But “Consider the Source,” a Clo Iar-Chonnachta CD in 2008, tops them all. Conway’s fiddling unfailingly finds the elusive seam binding virtuosity, vitality, risk, and invention. It is a must-have recording.
Those who can, do and teach, and Conway is one of the best music instructors anywhere. This busy Deputy Chief of the Public Integrity Bureau in the Westchester County District Attorney’s Office in White Plains, N.Y., can claim Maeve Flanagan (his niece), Dylan Foley, Pat Mangan, Kira Jewett, Colin and Brian Lindsay, Gene Bender, Shane Cornyn, Kathleen Parkes, and Caitlin Finley as past or present fiddle students who benefited greatly from his tutelage. Conway also uses the Internet to instruct Ceilidh Briscoe, a young girl in British Columbia, as well as other young pupils in the Detroit area. This past summer he additionally taught at the Catskills Irish Arts Week in East Durham, N.Y.
For the past 11 years Conway has organized and hosted a very popular Wednesday night session in Dunne’s Pub in White Plains. His guests have included Joanie Madden, Catherine McEvoy, John Whelan, Jerry O’Sullivan, and Felix and Brendan Dolan, but the emphasis is on inclusiveness to encourage beginner, journeyman, and high-profile performers alike.
One of the most stirring concerts of 2008 took place on Jan. 5, at the Irish American Community Center in East Haven, Conn., where Conway, Joanie Madden, Billy McComiskey, and Brendan Dolan performed as the Pride of New York Band. There is no better Irish traditional instrumental quartet in America than the affectionately dubbed PONY.
Conway’s own schedule of concerts and short tours in the U.S. and Ireland increased in 2008 to keep pace with his mounting acclaim.
Throughout his musical life Brian Conway has paid the highest respect to those who came before and made an enduring difference.
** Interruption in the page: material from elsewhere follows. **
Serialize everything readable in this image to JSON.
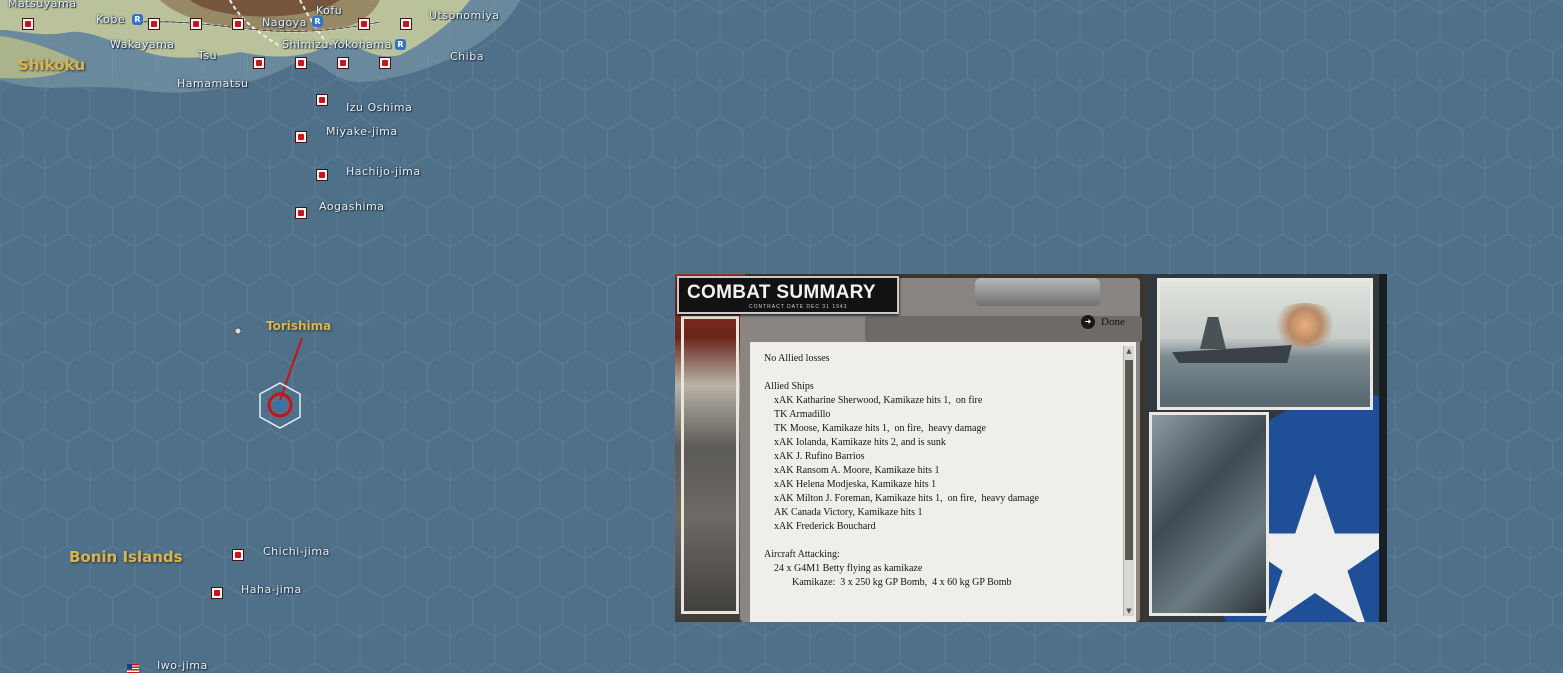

The Irish Echo is proud to pay its highest respect to Brian Conway for making the same enduring difference by naming him the Traditionalist of the Year for 2008. It is this newspaper’s most prestigious annual accolade for accomplishment in Irish traditional music.